- On October 22 at 4:15 pm, the American Enterprise Institute (AEI) will hold an event titled, “Should college students be back on campus?” The webinar will consider the risks and considerations colleges and universities must keep in mind as the coronavirus pandemic continues. More information and registration are here.
Publications (Congressional and administration):
- On October 14, the Government Accountability Office (GAO) published a report titled, “Data Security: Recent K-12 Data Breaches Show that Students are Vulnerable to Harm.” The report, which was addressed to House Education and Labor Committee Ranking Member Virginia Foxx (R-NC), summarizes a study of data from July 2016 through May 2020 regarding the frequency and type of data security breaches for elementary and secondary schools. Key findings of the report include identifying that over the course of four years, there were 99 student data breaches that compromised the data of students in 287 school districts; that student academic data was the most common type of data compromised by the breaches, followed by student personally identifiable information; and that 52 of the breaches were considered intentional and were conducted by student actors. The full report is here.
Publications (Outside Organizations):
- On October 15, the Economic Policy Institute (EPI) published a report titled, “A policy agenda to address the teacher shortage in U.S. public schools.” The report summarizes a review of current conditions and challenges to building a deeper teacher pipeline. Key findings and recommendations of the report include identifying that teacher pay will need to be raised in order to attract new teachers and retain current teachers; that there will need to be stronger learning communities to increase teachers’ influence and sense of belonging in schools and districts; and that professional supports should be designed to strengthen teachers’ sense of purpose, career development, and effectiveness. The full report is here.
- On October 14, the U.S. Chamber of Commerce Foundation published a report titled, “Returning to Work and the Child Care Dilemma.” The report summarizes the impact of the coronavirus pandemic on the child care industry and its related impact on working parents and the larger workforce. Key findings and recommendations of the report include identifying that 63 percent of parents anticipate needing to change their child care arrangement in the next year; that 26 percent of parents are paying for child care that they are not currently using; and that 50 percent of parents who have not returned to work cite child care as their primary reason. The full report is here.

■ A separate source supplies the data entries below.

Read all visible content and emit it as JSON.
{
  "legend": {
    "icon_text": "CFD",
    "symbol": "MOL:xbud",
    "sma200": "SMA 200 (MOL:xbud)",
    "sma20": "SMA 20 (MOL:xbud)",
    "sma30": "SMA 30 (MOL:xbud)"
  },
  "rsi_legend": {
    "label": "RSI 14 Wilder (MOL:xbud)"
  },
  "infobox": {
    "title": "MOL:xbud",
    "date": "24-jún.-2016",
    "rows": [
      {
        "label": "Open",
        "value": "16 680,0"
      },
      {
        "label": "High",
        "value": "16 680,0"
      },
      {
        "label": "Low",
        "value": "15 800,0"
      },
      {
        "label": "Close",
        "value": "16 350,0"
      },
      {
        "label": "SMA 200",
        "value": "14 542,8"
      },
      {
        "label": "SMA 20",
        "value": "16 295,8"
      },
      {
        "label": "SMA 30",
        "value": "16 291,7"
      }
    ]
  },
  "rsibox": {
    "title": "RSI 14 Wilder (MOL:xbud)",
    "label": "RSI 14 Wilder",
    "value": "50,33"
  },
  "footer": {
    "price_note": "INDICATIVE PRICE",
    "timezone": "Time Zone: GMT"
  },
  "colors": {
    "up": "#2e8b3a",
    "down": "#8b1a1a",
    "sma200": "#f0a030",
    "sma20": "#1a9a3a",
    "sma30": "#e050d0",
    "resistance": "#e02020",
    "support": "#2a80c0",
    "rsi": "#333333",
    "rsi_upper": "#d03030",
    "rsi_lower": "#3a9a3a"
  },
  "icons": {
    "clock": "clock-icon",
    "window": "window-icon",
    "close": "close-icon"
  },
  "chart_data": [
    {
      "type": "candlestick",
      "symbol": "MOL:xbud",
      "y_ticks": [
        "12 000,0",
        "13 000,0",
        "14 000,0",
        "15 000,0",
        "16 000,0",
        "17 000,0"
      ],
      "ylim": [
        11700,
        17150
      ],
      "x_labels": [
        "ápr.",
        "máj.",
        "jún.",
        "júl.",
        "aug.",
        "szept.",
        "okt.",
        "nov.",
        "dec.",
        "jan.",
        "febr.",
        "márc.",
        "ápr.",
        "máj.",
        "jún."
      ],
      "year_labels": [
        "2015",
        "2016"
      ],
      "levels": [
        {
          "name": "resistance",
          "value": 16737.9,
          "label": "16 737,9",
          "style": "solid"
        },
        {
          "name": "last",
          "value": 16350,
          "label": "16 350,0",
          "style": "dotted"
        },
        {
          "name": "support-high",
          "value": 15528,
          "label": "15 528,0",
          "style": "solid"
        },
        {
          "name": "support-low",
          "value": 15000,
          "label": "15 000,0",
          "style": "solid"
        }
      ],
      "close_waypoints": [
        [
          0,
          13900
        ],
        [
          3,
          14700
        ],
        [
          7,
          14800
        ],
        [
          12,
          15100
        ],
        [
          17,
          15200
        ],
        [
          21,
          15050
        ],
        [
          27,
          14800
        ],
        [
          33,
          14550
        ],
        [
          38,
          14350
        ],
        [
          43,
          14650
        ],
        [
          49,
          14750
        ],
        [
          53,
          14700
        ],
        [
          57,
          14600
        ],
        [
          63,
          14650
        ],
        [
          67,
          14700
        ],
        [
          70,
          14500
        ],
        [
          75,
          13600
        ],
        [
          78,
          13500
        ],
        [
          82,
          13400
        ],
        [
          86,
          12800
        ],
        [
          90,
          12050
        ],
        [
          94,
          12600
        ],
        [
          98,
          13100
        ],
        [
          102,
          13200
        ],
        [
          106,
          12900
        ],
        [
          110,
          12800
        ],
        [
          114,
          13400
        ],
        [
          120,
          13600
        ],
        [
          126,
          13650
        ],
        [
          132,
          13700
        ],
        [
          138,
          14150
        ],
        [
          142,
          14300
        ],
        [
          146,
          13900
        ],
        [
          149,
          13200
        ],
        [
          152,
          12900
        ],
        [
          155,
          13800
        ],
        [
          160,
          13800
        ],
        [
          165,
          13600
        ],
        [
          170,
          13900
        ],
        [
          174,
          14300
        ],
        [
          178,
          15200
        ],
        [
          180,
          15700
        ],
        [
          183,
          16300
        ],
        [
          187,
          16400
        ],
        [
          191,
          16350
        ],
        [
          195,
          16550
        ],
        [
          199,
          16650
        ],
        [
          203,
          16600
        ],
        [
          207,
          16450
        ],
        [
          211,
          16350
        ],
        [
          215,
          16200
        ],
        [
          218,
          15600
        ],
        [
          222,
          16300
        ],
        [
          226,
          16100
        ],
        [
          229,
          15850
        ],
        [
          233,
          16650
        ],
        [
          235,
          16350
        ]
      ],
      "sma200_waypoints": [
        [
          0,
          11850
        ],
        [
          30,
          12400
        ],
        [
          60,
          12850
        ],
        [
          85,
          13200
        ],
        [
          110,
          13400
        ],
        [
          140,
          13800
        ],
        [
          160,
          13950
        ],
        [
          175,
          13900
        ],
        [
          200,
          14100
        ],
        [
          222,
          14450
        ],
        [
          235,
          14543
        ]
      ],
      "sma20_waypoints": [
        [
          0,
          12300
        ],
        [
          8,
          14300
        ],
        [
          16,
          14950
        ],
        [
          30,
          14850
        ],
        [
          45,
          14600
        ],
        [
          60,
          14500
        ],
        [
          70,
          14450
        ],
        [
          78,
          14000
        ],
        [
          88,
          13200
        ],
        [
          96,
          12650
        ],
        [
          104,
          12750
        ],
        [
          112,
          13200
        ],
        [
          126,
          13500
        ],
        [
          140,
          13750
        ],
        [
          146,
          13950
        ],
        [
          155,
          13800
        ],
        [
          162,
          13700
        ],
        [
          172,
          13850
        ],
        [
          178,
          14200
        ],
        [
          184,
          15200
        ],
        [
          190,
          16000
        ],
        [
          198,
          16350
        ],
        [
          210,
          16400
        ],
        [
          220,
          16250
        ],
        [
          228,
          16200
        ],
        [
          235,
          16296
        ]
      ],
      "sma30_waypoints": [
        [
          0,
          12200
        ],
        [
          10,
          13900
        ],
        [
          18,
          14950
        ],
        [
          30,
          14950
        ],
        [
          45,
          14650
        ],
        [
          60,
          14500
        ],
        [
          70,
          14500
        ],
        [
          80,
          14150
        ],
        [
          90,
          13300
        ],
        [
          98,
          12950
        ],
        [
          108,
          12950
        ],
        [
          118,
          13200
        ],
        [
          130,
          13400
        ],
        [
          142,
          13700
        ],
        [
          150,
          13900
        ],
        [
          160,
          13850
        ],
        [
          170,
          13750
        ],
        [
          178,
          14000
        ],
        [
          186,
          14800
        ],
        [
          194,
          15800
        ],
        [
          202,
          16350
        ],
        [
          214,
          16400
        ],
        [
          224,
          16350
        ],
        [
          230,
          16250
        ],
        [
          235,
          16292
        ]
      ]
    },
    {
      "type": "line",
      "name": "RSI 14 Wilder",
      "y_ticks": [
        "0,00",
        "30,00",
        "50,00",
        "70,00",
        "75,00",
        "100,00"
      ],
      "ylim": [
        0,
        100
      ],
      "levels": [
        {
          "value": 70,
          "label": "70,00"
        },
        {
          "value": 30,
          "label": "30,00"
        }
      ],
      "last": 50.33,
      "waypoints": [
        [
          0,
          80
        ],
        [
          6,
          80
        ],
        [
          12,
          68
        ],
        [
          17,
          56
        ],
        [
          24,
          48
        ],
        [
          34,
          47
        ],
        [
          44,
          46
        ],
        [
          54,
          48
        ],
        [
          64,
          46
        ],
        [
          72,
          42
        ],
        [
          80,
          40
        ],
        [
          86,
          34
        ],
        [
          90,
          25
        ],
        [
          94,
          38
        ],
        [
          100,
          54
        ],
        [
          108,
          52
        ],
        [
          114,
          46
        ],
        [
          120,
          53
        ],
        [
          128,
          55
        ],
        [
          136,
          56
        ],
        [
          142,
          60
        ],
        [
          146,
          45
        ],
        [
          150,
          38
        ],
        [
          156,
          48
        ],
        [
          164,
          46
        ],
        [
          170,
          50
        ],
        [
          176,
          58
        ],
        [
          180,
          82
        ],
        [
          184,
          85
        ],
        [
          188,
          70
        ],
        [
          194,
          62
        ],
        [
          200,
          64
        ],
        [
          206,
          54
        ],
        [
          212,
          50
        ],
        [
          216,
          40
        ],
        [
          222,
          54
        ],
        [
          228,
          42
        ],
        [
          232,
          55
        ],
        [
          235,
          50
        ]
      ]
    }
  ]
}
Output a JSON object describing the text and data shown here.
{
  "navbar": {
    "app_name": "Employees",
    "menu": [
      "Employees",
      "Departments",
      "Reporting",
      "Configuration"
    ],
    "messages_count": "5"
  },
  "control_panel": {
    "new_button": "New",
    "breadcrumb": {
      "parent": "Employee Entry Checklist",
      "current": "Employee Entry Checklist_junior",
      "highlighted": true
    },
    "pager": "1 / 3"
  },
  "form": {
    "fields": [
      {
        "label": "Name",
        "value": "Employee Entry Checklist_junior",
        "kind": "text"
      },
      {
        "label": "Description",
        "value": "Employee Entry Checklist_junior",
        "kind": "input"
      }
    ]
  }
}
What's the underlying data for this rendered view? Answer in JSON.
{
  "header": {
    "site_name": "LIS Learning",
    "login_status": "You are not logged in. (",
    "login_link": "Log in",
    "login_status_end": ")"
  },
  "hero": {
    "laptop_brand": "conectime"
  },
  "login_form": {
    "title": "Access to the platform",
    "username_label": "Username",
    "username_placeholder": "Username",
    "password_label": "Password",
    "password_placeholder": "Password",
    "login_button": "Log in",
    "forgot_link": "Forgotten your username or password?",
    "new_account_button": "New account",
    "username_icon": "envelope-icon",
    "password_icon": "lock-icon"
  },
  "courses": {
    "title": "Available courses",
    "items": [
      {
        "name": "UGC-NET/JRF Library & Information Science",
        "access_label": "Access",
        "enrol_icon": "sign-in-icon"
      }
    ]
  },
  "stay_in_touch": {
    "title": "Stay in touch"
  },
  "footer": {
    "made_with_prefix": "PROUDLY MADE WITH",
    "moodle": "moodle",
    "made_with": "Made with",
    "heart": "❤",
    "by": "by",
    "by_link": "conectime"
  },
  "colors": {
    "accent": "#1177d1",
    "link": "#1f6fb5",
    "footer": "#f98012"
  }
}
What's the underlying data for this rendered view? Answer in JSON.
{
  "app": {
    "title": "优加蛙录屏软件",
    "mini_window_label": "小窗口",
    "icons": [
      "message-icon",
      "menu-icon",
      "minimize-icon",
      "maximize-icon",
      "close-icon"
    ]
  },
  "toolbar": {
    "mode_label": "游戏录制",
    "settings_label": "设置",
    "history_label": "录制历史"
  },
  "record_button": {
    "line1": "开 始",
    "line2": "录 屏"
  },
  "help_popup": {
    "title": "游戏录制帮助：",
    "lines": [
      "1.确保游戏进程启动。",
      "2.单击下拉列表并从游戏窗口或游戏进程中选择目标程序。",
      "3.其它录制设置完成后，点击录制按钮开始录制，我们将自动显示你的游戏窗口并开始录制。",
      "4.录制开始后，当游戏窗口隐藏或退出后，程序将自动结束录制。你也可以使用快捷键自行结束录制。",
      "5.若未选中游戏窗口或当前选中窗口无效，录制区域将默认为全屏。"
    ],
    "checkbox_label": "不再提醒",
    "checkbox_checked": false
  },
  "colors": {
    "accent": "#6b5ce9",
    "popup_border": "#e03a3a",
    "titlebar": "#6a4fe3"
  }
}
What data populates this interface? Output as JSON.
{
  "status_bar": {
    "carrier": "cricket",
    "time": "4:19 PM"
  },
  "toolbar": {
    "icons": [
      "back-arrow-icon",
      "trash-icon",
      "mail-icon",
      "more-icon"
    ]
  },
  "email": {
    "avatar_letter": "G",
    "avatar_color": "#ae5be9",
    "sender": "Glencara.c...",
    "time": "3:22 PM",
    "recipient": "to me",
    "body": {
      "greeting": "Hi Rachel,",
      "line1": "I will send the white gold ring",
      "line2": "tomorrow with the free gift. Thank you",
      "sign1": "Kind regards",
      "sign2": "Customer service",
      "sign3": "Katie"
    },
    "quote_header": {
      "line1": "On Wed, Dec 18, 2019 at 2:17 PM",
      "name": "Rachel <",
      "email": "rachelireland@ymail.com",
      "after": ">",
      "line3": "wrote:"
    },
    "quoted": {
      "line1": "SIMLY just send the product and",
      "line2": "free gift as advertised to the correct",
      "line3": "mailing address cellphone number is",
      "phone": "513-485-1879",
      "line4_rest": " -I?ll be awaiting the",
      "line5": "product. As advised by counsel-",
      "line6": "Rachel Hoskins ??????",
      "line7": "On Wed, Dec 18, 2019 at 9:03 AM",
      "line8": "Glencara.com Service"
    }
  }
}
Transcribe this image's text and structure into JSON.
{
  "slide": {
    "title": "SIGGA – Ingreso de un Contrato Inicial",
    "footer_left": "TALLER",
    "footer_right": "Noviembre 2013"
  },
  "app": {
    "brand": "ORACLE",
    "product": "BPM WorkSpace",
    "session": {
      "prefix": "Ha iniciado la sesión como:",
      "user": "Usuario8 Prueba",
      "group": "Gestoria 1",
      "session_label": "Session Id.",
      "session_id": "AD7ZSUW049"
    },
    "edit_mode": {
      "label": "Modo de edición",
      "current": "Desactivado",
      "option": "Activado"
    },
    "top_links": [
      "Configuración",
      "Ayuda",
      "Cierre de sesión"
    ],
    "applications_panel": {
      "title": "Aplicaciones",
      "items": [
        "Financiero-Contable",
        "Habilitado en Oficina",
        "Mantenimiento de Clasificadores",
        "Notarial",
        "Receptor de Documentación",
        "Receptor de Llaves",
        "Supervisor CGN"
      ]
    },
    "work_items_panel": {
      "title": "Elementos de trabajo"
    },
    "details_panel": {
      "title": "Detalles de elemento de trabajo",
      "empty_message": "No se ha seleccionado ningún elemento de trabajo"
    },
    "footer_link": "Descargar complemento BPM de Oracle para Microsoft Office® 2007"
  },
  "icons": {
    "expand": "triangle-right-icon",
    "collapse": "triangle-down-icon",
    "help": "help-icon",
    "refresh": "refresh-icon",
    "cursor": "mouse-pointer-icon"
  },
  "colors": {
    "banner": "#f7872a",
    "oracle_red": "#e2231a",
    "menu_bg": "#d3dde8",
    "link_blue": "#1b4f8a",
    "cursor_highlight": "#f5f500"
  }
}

- On October 13, GLSEN published a report titled, “The 2019 National School Climate Survey.” The report summarizes a biennial study of LGBTQ+ student experiences in elementary and secondary schools. Key findings of the report include identifying that over 59 percent of LGBTQ+ students reported that they felt unsafe at school because of their sexual orientation; that almost all LGBTQ students (98.8 percent) reported hearing the word “gay” used in a negative way; and that 59 percent of LGBTQ+ students reported being disciplined because of their sexual orientation. The full report is here.
- On October 11, the Civil Rights Data Project at the University of California Los Angeles published a report titled, “Lost Opportunities: How Disparate School Discipline Continues to Drive Differences in the Opportunity to Learn.” The report summarizes a study of student discipline data from 2015-2016. Key findings of the report include identifying that per every 100 students enrolled, secondary students lost 37 instructional days; that secondary students lose five times more of instructional time compared to the 7 days elementary students lose due to exclusionary discipline; and that there was only a slight narrowing of the racial discipline gap with many districts still reporting significantly higher rates of student discipline for students of color compared to the national average. The full report is here.